About the Competition

The Competition

The annual Wildlife Photographer of the Year Competition brings together the finest nature pictures taken internationally and, by showcasing these outstanding images, celebrates the beauty, wonder, and importance of the natural world. The Competition is organized by BBC Wildlife Magazine and The Natural History Museum, London.


When the competition began in 1964 it had only three categories: Mammals, Birds, and Other Animals. The 500 entries received in that first year pale in comparison to the 18,000 regularly received in recent years. Those early entries were mainly record photographs, documentary in style, whereas today a clear shift in emphasis has occurred with wildlife photographers looking at the natural world with far more artistic eyes.

This shift has, in part, been credited to the competition, which dramatically extended its scope in 1981, when BBC Wildlife Magazine decided not only to find new photographers but also to raise the status of wildlife photography. Aesthetics were added to the main judging criteria, and an emphasis was placed on photographs taken under wild and free conditions. The range of categories was also extended and the competition opened up to young people, aged 17 or under, to inspire a new generation of photographers. However, the public profile of the competition remained low. In 1984, the partnership between The Natural History Museum and BBC Wildlife Magazine was formed and the competition began to capture the public's imagination. With a high-profile exhibition at the museum, thousands of people were now able to see the photographs in their full glory. The partnership also led to the development of a full gala awards ceremony, with category winners flown in from around the world. For the first time, the world's best wildlife photographers were provided with a grand stage on which to showcase and celebrate their achievements.

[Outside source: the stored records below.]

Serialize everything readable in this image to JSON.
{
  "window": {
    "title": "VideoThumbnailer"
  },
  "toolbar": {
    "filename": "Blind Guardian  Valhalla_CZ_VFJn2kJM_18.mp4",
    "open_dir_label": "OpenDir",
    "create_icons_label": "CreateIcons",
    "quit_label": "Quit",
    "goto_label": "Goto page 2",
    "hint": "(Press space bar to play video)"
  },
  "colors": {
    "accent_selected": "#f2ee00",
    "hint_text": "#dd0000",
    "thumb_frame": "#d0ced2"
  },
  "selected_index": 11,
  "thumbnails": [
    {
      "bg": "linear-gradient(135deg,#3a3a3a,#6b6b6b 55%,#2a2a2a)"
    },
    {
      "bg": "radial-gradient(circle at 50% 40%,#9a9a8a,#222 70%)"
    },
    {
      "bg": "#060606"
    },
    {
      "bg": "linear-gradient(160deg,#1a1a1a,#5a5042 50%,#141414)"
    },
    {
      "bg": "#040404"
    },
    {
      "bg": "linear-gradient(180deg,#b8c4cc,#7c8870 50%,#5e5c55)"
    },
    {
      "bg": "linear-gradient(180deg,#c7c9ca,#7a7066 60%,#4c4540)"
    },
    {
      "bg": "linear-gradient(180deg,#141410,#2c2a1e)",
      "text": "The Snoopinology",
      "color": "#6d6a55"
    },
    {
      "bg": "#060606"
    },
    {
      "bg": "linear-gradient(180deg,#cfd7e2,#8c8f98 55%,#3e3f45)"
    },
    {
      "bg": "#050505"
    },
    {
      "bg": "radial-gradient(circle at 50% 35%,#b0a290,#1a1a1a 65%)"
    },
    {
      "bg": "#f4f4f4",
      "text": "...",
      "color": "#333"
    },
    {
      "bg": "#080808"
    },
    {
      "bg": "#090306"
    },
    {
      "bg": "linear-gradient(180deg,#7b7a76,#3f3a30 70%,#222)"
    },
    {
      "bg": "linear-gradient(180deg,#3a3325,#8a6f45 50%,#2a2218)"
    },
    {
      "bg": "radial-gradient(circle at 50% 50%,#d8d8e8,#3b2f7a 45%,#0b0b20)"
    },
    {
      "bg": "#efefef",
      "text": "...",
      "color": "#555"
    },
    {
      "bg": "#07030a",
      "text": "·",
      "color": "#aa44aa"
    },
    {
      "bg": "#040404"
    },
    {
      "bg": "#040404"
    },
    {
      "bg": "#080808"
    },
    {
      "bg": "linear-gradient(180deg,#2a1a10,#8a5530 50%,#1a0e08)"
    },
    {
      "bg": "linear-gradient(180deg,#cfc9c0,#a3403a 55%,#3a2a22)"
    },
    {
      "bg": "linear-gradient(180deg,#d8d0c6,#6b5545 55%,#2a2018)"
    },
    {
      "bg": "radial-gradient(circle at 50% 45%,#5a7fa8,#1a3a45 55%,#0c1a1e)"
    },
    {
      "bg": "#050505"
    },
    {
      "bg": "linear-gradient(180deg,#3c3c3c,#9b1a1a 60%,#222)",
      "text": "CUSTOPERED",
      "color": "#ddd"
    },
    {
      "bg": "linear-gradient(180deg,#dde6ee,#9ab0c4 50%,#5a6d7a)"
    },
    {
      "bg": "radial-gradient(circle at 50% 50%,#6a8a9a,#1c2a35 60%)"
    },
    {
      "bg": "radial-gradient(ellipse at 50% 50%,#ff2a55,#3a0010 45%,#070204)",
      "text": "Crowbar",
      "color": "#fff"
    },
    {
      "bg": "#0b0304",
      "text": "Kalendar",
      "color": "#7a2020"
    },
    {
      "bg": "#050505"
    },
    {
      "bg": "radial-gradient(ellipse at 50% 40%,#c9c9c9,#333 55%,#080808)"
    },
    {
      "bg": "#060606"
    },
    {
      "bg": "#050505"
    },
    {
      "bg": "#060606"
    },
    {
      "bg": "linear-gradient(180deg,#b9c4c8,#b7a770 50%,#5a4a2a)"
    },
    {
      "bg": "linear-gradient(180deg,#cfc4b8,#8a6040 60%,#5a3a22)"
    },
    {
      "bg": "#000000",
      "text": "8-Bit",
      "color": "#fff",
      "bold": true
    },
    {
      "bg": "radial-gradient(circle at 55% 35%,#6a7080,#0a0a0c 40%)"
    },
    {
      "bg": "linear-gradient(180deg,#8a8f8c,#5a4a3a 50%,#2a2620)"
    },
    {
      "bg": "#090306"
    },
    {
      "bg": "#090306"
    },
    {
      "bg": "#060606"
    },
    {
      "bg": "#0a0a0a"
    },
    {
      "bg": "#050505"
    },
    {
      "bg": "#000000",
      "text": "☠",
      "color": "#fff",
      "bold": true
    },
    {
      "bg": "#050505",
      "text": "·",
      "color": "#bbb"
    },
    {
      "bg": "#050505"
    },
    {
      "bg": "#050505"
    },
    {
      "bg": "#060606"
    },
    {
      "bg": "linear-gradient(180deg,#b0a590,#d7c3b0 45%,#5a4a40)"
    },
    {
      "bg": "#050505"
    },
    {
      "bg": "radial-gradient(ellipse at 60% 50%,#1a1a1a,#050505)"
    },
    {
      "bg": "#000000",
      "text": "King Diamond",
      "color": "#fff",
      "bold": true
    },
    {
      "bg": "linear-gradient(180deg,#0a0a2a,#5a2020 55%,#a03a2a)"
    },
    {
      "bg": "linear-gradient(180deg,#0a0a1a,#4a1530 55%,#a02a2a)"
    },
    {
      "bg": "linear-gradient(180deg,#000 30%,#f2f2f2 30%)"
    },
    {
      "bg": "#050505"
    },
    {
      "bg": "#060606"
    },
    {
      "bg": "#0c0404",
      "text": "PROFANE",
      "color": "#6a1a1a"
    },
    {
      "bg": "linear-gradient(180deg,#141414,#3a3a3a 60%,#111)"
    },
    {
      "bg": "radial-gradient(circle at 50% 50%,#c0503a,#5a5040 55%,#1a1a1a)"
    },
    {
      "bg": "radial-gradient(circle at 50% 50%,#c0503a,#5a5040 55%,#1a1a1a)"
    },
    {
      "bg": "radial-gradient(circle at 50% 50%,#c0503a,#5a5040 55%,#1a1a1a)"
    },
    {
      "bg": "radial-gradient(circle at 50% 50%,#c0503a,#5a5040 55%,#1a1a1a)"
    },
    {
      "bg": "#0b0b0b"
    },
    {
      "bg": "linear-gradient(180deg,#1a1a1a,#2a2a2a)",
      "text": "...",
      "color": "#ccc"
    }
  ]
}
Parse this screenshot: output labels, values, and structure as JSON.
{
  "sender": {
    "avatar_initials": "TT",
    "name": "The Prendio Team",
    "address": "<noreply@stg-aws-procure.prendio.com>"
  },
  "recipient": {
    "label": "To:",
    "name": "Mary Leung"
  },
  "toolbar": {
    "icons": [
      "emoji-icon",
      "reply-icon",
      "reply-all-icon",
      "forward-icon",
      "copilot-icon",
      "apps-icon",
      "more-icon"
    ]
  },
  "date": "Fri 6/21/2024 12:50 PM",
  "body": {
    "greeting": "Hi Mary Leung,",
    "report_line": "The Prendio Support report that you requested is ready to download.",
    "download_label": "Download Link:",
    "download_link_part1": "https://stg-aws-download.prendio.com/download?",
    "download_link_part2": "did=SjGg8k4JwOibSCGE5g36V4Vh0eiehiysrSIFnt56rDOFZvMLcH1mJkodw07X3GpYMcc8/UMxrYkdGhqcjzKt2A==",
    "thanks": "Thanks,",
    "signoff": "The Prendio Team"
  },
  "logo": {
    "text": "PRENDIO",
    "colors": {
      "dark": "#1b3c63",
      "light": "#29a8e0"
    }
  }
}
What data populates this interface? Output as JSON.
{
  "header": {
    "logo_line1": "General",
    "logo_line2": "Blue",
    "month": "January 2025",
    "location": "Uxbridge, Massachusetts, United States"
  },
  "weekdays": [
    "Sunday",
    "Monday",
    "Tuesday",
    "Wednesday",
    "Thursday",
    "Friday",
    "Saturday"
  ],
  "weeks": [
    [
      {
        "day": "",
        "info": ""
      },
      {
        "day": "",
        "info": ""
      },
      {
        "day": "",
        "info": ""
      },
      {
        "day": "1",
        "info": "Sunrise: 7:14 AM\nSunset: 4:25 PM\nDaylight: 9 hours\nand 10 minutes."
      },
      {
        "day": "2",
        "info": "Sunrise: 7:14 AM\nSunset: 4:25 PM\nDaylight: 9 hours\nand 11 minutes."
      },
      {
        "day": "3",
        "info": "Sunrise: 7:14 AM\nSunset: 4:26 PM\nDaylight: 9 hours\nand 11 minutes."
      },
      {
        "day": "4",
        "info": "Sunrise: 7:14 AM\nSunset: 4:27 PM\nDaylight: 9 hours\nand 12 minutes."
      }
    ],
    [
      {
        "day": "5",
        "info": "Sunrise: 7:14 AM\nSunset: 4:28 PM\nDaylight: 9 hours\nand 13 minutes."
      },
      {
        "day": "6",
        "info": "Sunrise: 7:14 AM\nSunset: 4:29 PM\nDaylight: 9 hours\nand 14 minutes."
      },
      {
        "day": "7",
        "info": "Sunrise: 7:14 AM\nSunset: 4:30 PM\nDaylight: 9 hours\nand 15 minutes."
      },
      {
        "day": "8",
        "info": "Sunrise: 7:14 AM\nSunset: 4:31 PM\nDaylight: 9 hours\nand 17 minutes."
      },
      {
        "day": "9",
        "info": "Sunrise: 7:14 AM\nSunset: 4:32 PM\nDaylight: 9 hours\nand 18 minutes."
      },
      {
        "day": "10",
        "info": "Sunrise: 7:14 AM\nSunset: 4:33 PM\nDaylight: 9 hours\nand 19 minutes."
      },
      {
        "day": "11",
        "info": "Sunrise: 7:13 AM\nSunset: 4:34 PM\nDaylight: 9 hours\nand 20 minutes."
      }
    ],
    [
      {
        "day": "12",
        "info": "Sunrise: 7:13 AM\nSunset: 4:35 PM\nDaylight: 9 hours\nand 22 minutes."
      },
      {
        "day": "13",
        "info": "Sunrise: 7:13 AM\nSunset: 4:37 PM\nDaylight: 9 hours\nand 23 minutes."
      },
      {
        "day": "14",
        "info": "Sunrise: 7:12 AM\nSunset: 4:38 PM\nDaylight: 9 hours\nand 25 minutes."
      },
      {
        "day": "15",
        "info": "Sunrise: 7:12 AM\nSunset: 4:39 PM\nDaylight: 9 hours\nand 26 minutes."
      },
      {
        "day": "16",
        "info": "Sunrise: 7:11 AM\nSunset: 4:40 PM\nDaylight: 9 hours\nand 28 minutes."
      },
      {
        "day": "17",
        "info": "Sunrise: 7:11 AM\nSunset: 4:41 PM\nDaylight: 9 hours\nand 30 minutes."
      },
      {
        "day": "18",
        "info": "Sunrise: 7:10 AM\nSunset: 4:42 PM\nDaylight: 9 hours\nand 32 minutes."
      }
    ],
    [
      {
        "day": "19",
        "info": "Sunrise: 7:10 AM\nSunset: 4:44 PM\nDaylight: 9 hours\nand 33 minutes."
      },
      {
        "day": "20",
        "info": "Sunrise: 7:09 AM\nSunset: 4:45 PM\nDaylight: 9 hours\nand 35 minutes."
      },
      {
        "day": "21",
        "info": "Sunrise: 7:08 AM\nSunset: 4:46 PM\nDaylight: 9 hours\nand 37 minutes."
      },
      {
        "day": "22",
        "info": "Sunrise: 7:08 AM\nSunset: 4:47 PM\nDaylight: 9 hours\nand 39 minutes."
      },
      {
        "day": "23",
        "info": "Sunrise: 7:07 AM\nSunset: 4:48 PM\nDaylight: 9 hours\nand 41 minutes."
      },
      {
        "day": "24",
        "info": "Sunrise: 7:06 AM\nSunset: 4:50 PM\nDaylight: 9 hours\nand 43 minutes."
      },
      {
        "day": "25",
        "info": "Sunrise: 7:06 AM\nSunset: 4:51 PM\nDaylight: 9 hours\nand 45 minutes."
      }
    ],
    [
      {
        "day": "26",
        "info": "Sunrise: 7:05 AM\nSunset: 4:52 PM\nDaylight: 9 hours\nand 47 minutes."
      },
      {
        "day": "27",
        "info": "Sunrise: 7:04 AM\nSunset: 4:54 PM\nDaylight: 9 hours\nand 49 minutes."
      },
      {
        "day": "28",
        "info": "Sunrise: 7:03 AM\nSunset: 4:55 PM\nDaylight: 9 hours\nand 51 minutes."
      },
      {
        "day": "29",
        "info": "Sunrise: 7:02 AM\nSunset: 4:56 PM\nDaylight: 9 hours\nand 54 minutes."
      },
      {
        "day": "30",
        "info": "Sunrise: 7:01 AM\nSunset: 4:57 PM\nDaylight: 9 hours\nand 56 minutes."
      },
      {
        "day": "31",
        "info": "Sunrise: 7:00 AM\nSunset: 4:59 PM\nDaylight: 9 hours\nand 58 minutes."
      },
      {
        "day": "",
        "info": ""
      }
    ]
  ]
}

As the brand grew, international interest and participation continued to increase and the competition matured from its largely UK-focused origins to its current status as the largest and most prestigious competition of its kind in the world. The competition is now an eagerly anticipated event for hundreds of thousands of people around the world. The competition Web site showing the winning entries received over four million hits from 64 countries in the first month following the awards announcement in 2001. The exhibition now tours the world and has visited more than 38 countries, including the USA, Brazil, Spain, Australia, UAE, China, and Morocco, and is a regular event in many museums, galleries, zoos, science centers, and other venues across the globe.

With each passing year the standard of photography continues to rise, and audiences both old and new are captivated by this spectacular celebration of the world's best wildlife photography. Across arid deserts, over soaring mountains, through dense tropical forests, and out into the open oceans, these images are not just pictorial ambassadors for our natural world but also show the artistic perfection, technical expertise, and natural beauty captured in a moment of brilliance by the photographers. The competition simply celebrates that brilliance and shows it to the world.

Death Squeeze
Bence Máté